**WHAT YOU NEED TO DO:** Whenever "rank" occurs in a line of the material, list that line.

**GIVEN INFORMATION:**
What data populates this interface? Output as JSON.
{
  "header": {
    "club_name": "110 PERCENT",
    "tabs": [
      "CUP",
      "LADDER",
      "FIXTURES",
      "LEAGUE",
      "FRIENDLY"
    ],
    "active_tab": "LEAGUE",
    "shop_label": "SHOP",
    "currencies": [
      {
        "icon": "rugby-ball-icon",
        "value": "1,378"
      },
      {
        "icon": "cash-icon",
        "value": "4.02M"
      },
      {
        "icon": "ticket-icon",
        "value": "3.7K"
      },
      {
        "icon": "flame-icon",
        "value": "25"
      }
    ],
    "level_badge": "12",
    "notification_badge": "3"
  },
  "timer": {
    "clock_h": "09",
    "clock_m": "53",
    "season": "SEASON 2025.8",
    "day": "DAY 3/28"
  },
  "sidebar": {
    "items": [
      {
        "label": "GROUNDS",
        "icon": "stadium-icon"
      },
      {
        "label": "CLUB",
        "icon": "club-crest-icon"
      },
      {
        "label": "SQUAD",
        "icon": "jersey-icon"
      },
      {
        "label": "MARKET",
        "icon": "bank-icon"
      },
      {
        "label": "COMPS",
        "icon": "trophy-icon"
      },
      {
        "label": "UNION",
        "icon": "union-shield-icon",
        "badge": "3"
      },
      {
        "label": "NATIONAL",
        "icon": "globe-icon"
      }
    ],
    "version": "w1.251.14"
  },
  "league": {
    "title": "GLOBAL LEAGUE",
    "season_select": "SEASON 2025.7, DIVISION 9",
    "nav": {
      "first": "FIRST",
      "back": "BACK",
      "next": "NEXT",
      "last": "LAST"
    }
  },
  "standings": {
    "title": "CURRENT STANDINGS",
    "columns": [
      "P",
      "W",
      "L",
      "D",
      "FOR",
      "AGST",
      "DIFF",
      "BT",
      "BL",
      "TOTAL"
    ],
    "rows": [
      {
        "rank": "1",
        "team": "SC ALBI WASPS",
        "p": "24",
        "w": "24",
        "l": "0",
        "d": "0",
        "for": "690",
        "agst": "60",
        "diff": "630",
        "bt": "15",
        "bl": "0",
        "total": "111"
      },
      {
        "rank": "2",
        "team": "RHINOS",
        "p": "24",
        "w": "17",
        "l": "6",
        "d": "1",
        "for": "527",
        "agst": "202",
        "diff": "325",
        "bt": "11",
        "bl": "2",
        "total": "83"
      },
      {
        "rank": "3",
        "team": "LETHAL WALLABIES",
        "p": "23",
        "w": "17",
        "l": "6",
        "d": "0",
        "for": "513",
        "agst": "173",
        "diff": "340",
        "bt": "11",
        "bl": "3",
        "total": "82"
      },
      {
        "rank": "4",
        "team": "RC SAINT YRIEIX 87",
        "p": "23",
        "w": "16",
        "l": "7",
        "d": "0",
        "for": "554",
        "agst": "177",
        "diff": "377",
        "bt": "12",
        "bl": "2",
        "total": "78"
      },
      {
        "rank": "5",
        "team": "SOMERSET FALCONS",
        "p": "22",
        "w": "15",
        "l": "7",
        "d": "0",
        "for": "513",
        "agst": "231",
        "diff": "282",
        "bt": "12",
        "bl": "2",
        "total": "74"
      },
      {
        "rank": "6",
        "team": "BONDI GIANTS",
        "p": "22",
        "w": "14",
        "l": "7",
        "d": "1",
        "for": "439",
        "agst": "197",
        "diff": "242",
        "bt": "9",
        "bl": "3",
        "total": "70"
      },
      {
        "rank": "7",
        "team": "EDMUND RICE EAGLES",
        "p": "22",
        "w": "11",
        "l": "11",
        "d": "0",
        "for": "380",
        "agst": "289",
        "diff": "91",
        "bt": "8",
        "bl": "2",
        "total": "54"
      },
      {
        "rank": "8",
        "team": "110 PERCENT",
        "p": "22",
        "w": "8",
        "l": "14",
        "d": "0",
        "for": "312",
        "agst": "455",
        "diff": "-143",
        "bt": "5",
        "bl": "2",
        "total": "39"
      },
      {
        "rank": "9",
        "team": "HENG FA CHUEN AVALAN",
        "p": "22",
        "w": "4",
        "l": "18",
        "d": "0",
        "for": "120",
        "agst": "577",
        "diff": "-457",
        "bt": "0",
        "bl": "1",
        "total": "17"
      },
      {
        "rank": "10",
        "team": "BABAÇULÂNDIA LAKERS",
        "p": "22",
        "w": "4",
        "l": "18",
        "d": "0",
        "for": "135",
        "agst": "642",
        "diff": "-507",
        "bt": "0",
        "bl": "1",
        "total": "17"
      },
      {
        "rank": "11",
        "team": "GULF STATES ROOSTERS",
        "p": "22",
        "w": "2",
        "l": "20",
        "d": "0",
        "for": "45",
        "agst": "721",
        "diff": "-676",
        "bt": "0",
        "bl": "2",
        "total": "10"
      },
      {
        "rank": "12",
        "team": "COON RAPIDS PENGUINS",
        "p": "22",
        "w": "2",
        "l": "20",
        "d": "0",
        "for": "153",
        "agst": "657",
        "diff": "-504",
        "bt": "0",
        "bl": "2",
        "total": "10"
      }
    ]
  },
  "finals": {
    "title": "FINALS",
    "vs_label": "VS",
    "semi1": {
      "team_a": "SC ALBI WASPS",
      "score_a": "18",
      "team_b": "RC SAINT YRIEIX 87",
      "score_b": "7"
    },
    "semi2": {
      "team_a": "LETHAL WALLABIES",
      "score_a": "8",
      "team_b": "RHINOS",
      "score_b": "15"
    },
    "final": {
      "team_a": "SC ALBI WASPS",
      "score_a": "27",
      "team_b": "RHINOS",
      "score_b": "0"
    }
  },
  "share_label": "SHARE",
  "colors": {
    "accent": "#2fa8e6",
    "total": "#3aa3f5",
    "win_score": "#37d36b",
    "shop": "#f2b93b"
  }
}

**ANSWER SECTION:**
        "rank": "1",
        "rank": "2",
        "rank": "3",
        "rank": "4",
        "rank": "5",
        "rank": "6",
        "rank": "7",
        "rank": "8",
        "rank": "9",
        "rank": "10",
        "rank": "11",
        "rank": "12",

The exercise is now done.